The man once described by CNN as “the heart and soul of the Iraq war” points out in an op-ed in the New York Times on Thursday that decades of meddling in the Middle East have made the US some friends in the region – namely, the Kurds. Casting them aside, he says, will make future meddling much more difficult.
When the next war comes around – and Wolfowitz assures us there will be a next war – the US will be sorry it spurned its Kurdish friends, he warns. The inveterate warmonger calls Trump short-sighted for viewing all engagement in the Middle East through the lens of the Iraq and Afghanistan quagmires, and holds up a failed Shiite uprising against Iraqi leader Saddam Hussein as a cautionary tale of what happens when the US isn’t lurking in the shadows ready to play World Police at the drop of a shell – but glosses over the fact that every war Wolfowitz has backed in his lengthy career has ended with the “liberated” country all but turned to dust.The failed war’s mastermind reminds Trump that because the US’ Kurdish and Arab allies were gracious enough to serve as cannon fodder in the fight against the Islamic State (IS, formerly ISIS/ISIL) in Syria and Iraq, the US lost just six soldiers, compared to 11,000 from the US-backed opposition.
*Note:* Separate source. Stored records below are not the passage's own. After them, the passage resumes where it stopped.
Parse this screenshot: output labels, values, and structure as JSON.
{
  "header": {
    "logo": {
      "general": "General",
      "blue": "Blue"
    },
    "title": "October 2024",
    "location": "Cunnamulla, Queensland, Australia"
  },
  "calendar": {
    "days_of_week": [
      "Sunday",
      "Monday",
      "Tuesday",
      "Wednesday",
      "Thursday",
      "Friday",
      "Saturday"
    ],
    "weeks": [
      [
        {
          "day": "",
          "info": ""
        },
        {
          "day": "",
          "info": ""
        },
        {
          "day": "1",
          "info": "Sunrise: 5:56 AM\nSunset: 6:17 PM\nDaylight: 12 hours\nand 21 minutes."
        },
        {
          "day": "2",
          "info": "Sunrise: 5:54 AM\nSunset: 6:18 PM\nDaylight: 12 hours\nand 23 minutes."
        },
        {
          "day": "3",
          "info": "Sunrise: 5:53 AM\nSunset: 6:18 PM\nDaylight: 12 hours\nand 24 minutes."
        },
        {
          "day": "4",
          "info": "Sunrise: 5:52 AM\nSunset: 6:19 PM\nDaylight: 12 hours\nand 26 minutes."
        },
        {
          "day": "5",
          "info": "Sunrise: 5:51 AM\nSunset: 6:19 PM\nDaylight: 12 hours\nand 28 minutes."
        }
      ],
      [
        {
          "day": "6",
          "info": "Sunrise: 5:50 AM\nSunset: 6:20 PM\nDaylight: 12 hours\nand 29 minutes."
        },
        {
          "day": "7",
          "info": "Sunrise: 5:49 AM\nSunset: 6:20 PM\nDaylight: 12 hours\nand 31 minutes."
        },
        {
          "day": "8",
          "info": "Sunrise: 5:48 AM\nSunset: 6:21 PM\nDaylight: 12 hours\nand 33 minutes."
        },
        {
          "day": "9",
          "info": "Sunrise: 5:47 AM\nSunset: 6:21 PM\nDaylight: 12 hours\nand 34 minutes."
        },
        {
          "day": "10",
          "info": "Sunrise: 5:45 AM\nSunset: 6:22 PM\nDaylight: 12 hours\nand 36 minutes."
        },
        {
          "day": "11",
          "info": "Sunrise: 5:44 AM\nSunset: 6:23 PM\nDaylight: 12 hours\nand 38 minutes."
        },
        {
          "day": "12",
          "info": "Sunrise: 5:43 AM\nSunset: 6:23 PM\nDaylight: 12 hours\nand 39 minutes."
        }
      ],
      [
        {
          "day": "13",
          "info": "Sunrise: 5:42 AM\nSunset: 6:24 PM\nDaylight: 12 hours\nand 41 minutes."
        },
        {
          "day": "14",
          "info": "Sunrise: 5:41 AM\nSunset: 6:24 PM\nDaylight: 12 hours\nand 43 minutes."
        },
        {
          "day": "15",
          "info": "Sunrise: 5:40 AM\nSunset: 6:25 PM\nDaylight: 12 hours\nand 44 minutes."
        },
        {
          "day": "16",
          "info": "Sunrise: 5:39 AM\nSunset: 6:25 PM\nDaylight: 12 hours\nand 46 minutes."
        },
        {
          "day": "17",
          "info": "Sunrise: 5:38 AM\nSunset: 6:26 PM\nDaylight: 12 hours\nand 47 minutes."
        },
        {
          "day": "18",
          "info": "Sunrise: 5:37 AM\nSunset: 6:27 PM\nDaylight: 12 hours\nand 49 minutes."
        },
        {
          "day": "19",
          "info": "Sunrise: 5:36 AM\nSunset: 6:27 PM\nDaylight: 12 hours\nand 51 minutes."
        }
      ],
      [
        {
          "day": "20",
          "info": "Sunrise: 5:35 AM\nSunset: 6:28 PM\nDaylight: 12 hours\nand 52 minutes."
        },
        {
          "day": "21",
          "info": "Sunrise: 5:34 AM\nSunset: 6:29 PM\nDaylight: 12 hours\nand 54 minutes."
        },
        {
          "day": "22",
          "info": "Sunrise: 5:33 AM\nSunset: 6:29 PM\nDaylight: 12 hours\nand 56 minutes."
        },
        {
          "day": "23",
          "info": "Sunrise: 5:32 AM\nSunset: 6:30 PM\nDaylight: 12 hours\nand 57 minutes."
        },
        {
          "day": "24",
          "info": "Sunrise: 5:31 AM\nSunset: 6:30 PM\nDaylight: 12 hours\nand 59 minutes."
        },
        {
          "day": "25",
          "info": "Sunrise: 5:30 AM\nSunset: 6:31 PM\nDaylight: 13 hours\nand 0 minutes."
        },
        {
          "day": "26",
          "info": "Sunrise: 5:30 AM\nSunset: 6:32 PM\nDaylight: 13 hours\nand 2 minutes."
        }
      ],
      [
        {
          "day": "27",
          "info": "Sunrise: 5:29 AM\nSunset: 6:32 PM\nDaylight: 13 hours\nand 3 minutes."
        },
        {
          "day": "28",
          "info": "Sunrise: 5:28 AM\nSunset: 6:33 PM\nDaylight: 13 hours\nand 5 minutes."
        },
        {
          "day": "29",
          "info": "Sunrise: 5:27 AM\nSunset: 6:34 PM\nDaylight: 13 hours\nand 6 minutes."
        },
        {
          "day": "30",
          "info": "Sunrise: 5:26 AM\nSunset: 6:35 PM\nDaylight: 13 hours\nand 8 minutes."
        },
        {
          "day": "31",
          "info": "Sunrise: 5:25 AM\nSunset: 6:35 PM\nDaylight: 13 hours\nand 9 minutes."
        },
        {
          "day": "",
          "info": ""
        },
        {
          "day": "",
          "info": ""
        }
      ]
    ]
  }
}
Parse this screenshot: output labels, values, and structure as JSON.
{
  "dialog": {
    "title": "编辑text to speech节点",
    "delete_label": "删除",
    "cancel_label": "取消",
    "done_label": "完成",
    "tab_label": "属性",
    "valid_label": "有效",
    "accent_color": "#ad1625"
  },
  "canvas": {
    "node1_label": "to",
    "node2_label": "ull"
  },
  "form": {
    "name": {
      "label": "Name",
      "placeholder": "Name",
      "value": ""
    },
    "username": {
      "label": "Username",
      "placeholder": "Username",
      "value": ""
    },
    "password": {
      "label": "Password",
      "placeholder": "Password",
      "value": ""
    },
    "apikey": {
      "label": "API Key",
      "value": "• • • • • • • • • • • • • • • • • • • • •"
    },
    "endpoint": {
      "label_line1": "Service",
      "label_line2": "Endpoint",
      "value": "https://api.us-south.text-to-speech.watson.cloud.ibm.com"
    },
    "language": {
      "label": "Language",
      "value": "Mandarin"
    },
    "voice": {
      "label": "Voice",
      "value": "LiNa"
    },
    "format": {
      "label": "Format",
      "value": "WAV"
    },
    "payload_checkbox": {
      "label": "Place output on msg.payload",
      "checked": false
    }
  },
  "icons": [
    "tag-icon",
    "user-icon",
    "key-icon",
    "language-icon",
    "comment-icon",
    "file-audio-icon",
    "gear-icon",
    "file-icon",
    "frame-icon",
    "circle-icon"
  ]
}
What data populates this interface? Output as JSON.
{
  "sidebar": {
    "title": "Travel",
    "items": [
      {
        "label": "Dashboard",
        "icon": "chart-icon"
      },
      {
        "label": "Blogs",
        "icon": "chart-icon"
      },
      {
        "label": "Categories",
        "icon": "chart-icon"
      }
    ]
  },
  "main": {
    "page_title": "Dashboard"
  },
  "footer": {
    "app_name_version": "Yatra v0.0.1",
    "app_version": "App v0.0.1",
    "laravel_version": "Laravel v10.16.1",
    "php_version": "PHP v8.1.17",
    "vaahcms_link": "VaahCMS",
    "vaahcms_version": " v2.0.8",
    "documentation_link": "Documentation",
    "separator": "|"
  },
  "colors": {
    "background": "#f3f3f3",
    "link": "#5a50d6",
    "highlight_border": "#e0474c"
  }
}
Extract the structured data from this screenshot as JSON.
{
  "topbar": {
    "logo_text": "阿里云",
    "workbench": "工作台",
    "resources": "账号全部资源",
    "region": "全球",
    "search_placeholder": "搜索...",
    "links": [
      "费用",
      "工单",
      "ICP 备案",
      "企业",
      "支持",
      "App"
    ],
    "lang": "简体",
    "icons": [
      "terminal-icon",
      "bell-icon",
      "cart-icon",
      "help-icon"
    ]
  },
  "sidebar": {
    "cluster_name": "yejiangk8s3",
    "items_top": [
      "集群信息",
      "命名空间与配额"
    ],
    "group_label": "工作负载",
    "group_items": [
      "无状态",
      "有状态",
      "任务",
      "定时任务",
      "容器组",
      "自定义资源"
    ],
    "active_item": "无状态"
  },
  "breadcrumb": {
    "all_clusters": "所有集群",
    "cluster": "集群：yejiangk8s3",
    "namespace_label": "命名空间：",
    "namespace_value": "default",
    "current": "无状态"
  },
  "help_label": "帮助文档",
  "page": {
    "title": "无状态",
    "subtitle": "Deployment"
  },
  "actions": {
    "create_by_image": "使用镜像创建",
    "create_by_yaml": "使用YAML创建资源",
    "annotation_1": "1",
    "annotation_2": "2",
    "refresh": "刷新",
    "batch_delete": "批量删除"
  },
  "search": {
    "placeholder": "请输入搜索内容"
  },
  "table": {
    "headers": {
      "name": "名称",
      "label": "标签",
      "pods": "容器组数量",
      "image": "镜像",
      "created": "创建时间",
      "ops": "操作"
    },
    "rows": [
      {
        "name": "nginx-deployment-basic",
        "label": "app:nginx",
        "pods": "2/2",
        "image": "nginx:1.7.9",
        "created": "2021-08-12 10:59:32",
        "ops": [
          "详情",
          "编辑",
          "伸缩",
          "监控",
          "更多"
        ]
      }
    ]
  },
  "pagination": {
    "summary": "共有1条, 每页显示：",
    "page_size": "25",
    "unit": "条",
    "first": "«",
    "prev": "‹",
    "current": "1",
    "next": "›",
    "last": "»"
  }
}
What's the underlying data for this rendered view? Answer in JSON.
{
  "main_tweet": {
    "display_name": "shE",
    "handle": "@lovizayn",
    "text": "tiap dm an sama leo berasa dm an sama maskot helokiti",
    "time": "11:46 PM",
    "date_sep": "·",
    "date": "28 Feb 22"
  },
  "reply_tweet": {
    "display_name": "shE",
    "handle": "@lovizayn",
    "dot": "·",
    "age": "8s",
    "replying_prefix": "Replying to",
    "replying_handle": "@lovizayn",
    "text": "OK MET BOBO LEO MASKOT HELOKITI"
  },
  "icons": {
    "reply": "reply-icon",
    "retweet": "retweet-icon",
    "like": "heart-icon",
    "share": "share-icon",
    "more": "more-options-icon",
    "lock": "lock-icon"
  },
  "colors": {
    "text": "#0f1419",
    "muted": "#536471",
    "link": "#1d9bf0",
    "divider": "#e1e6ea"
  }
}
A less belligerent mind might see this as exploitation, rather than alliance – but friendship means never having to say “sorry I turned your homeland into a hotbed of sectarian conflict.”
In Wolfowitz’s view, there is no “right” way to leave a war. “Walking away from [the Middle East] has a way of sucking America back in,” he warns – as if the power vacuum he warns will develop in the absence of a firm American hand to guide backward local politicos is an actual literal vacuum, capable of sucking American troops through space. The only way to prevent this is to prop up US “allies” at the helm of these countries and surround them with American “advisers” so they don’t make the mistake of listening to their people.
Wolfowitz admitted in 2013 that the Iraq War was a disaster, but insisted this was only because he wasn’t actually its “architect,” all CNN plaudits aside – he had wanted Iraqi leadership from the start, rather than the embarrassingly colonialist look of having American “viceroy” Paul Bremer running the show. Americans would still be behind the scenes pulling the strings, however – he has bemoaned the lack of “leadership qualities” in Iraqi politicians as recently as 2017, insisting the US must maintain a presence in the country to keep it from “going to hell literally.” For a man who spends so much time mouthing platitudes about democracy, he is wildly allergic to self-rule by Middle Eastern peoples. Had the Bush Administration simply done things according to his plan – adopted the properly colonialist model of backing one group of Iraqis against the others – everything would have been peachy.But even as he warns against allowing power vacuums to develop, he tears into former President Barack Obama for not backing the Syrian opposition’s efforts to overthrow President Bashar al-Assad, lamenting that a bit of support in the right place could have “toppled the regime…with little risk to Americans.” Apparently, some power vacuums are more dangerous than others.
That complete lack of insight has made Wolfowitz one of the loudest cheerleaders for any and all wars since his tenure. He was a big fan of invading Libya, and wrote an op-ed in the Wall Street Journal begging Trump to bomb Syria (which Trump did). It’s astonishing that any serious politician still listens to the man who infamously promised in 2003 that the Iraqi people “would greet [American troops] as liberators,” obviating the need for a heavy troop presence in the country. Trump’s repeated attempts at leaving Syria have all crumbled in the face of opposition from the entrenched interests that Wolfowitz represents. But if he stops even trying to pull Americans out of the region, Wolfowitz will be right – these wars will keep happening.
By Helen Buyniski, RT